TO DO –
Please reproduce every record, keeping each one exactly as written.

(Excerpts from an interface dataset)
-- -- --

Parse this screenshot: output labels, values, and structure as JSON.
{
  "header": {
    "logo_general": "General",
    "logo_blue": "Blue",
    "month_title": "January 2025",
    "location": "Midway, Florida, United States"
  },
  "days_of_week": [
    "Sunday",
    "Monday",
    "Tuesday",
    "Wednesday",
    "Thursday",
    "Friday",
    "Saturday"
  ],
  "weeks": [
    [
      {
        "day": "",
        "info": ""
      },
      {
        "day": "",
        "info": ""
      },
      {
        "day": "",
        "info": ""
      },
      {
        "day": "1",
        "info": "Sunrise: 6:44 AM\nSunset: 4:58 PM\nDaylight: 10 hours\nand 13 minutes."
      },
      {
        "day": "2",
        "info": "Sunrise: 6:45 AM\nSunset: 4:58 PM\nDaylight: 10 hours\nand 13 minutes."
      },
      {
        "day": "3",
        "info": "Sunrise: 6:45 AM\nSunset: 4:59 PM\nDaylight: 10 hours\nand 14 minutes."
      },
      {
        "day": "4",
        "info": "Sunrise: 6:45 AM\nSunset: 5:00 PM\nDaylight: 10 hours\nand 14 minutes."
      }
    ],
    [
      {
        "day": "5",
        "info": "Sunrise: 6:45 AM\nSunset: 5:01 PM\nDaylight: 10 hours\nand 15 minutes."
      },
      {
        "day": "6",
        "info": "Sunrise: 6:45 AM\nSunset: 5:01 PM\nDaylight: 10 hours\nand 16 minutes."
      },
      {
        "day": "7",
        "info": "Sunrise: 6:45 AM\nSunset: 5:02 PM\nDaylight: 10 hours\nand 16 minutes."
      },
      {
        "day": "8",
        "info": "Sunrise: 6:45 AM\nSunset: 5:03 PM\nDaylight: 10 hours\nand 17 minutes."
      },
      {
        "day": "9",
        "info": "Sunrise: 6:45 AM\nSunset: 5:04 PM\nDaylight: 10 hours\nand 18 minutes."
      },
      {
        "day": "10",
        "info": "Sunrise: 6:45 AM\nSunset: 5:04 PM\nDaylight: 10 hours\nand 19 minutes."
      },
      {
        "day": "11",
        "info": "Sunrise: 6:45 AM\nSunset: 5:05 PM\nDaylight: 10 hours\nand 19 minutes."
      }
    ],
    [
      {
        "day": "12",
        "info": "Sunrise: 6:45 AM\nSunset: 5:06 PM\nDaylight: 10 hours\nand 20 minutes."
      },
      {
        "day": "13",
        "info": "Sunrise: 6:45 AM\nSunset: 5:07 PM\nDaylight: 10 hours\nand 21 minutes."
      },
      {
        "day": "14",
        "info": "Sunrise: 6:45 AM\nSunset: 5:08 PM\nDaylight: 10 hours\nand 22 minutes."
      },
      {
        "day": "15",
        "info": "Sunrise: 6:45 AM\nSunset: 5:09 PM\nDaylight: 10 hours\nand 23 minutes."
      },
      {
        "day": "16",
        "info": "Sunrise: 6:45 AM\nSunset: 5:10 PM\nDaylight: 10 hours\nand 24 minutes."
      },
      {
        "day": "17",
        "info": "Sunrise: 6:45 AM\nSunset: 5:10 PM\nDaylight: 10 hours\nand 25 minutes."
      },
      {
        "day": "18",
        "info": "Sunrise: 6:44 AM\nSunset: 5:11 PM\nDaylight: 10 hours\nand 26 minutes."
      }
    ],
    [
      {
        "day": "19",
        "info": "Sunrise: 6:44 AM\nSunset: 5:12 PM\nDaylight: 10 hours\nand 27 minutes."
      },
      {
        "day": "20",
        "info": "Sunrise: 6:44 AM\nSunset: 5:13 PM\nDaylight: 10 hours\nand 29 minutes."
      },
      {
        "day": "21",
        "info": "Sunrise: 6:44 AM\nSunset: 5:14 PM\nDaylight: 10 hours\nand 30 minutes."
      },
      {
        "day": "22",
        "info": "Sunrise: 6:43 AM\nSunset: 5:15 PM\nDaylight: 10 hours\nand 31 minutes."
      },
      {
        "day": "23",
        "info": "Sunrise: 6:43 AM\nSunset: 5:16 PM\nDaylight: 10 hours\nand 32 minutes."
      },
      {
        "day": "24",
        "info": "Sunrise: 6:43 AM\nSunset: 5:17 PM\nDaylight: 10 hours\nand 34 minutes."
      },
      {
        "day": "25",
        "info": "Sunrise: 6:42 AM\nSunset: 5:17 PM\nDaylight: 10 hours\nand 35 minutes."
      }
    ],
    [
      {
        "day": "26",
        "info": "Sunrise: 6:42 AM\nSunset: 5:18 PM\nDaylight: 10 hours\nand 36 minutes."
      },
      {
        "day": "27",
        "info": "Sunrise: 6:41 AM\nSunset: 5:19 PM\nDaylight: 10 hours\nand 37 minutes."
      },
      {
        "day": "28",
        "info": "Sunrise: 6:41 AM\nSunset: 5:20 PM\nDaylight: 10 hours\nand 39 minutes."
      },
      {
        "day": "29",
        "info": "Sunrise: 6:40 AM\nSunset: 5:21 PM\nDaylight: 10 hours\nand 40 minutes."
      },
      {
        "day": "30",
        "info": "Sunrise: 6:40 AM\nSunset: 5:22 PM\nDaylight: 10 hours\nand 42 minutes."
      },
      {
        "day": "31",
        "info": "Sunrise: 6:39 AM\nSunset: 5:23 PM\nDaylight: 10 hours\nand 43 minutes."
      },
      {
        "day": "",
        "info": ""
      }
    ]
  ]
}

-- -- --

REPLY TO THE TASK –
Parse this screenshot: output labels, values, and structure as JSON.
{
  "header": {
    "logo_general": "General",
    "logo_blue": "Blue",
    "month_title": "January 2025",
    "location": "Midway, Florida, United States"
  },
  "days_of_week": [
    "Sunday",
    "Monday",
    "Tuesday",
    "Wednesday",
    "Thursday",
    "Friday",
    "Saturday"
  ],
  "weeks": [
    [
      {
        "day": "",
        "info": ""
      },
      {
        "day": "",
        "info": ""
      },
      {
        "day": "",
        "info": ""
      },
      {
        "day": "1",
        "info": "Sunrise: 6:44 AM\nSunset: 4:58 PM\nDaylight: 10 hours\nand 13 minutes."
      },
      {
        "day": "2",
        "info": "Sunrise: 6:45 AM\nSunset: 4:58 PM\nDaylight: 10 hours\nand 13 minutes."
      },
      {
        "day": "3",
        "info": "Sunrise: 6:45 AM\nSunset: 4:59 PM\nDaylight: 10 hours\nand 14 minutes."
      },
      {
        "day": "4",
        "info": "Sunrise: 6:45 AM\nSunset: 5:00 PM\nDaylight: 10 hours\nand 14 minutes."
      }
    ],
    [
      {
        "day": "5",
        "info": "Sunrise: 6:45 AM\nSunset: 5:01 PM\nDaylight: 10 hours\nand 15 minutes."
      },
      {
        "day": "6",
        "info": "Sunrise: 6:45 AM\nSunset: 5:01 PM\nDaylight: 10 hours\nand 16 minutes."
      },
      {
        "day": "7",
        "info": "Sunrise: 6:45 AM\nSunset: 5:02 PM\nDaylight: 10 hours\nand 16 minutes."
      },
      {
        "day": "8",
        "info": "Sunrise: 6:45 AM\nSunset: 5:03 PM\nDaylight: 10 hours\nand 17 minutes."
      },
      {
        "day": "9",
        "info": "Sunrise: 6:45 AM\nSunset: 5:04 PM\nDaylight: 10 hours\nand 18 minutes."
      },
      {
        "day": "10",
        "info": "Sunrise: 6:45 AM\nSunset: 5:04 PM\nDaylight: 10 hours\nand 19 minutes."
      },
      {
        "day": "11",
        "info": "Sunrise: 6:45 AM\nSunset: 5:05 PM\nDaylight: 10 hours\nand 19 minutes."
      }
    ],
    [
      {
        "day": "12",
        "info": "Sunrise: 6:45 AM\nSunset: 5:06 PM\nDaylight: 10 hours\nand 20 minutes."
      },
      {
        "day": "13",
        "info": "Sunrise: 6:45 AM\nSunset: 5:07 PM\nDaylight: 10 hours\nand 21 minutes."
      },
      {
        "day": "14",
        "info": "Sunrise: 6:45 AM\nSunset: 5:08 PM\nDaylight: 10 hours\nand 22 minutes."
      },
      {
        "day": "15",
        "info": "Sunrise: 6:45 AM\nSunset: 5:09 PM\nDaylight: 10 hours\nand 23 minutes."
      },
      {
        "day": "16",
        "info": "Sunrise: 6:45 AM\nSunset: 5:10 PM\nDaylight: 10 hours\nand 24 minutes."
      },
      {
        "day": "17",
        "info": "Sunrise: 6:45 AM\nSunset: 5:10 PM\nDaylight: 10 hours\nand 25 minutes."
      },
      {
        "day": "18",
        "info": "Sunrise: 6:44 AM\nSunset: 5:11 PM\nDaylight: 10 hours\nand 26 minutes."
      }
    ],
    [
      {
        "day": "19",
        "info": "Sunrise: 6:44 AM\nSunset: 5:12 PM\nDaylight: 10 hours\nand 27 minutes."
      },
      {
        "day": "20",
        "info": "Sunrise: 6:44 AM\nSunset: 5:13 PM\nDaylight: 10 hours\nand 29 minutes."
      },
      {
        "day": "21",
        "info": "Sunrise: 6:44 AM\nSunset: 5:14 PM\nDaylight: 10 hours\nand 30 minutes."
      },
      {
        "day": "22",
        "info": "Sunrise: 6:43 AM\nSunset: 5:15 PM\nDaylight: 10 hours\nand 31 minutes."
      },
      {
        "day": "23",
        "info": "Sunrise: 6:43 AM\nSunset: 5:16 PM\nDaylight: 10 hours\nand 32 minutes."
      },
      {
        "day": "24",
        "info": "Sunrise: 6:43 AM\nSunset: 5:17 PM\nDaylight: 10 hours\nand 34 minutes."
      },
      {
        "day": "25",
        "info": "Sunrise: 6:42 AM\nSunset: 5:17 PM\nDaylight: 10 hours\nand 35 minutes."
      }
    ],
    [
      {
        "day": "26",
        "info": "Sunrise: 6:42 AM\nSunset: 5:18 PM\nDaylight: 10 hours\nand 36 minutes."
      },
      {
        "day": "27",
        "info": "Sunrise: 6:41 AM\nSunset: 5:19 PM\nDaylight: 10 hours\nand 37 minutes."
      },
      {
        "day": "28",
        "info": "Sunrise: 6:41 AM\nSunset: 5:20 PM\nDaylight: 10 hours\nand 39 minutes."
      },
      {
        "day": "29",
        "info": "Sunrise: 6:40 AM\nSunset: 5:21 PM\nDaylight: 10 hours\nand 40 minutes."
      },
      {
        "day": "30",
        "info": "Sunrise: 6:40 AM\nSunset: 5:22 PM\nDaylight: 10 hours\nand 42 minutes."
      },
      {
        "day": "31",
        "info": "Sunrise: 6:39 AM\nSunset: 5:23 PM\nDaylight: 10 hours\nand 43 minutes."
      },
      {
        "day": "",
        "info": ""
      }
    ]
  ]
}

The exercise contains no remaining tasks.